Tally up the lines below that contain the word "school" and give the total alone.
*** INPUT DATA ***
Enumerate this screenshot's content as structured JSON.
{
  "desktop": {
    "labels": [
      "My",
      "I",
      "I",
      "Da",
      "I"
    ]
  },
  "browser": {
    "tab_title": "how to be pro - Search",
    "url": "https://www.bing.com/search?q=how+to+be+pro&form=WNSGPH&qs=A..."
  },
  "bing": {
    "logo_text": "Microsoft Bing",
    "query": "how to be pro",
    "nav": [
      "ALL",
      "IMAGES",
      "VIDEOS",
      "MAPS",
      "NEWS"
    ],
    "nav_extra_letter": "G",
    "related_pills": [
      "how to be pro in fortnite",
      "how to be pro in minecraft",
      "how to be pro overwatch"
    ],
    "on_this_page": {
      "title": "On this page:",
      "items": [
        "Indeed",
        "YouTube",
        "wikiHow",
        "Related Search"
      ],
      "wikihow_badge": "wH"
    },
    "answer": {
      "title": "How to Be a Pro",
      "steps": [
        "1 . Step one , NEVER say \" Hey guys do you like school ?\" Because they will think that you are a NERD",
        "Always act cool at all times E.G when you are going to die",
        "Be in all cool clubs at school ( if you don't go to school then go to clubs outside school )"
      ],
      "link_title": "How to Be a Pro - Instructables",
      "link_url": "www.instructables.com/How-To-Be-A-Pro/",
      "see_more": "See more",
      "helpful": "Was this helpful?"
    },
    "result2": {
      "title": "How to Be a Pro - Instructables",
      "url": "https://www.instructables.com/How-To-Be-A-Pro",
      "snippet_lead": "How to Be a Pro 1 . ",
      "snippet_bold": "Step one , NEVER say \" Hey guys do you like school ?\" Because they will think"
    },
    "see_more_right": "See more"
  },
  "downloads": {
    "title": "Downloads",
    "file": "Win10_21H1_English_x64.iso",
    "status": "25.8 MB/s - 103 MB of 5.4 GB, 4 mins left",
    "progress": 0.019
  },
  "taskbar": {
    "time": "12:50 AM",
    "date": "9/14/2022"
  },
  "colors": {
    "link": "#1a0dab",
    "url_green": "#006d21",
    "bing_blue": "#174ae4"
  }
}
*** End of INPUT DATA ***
**EXPECTED ANSWER**: 3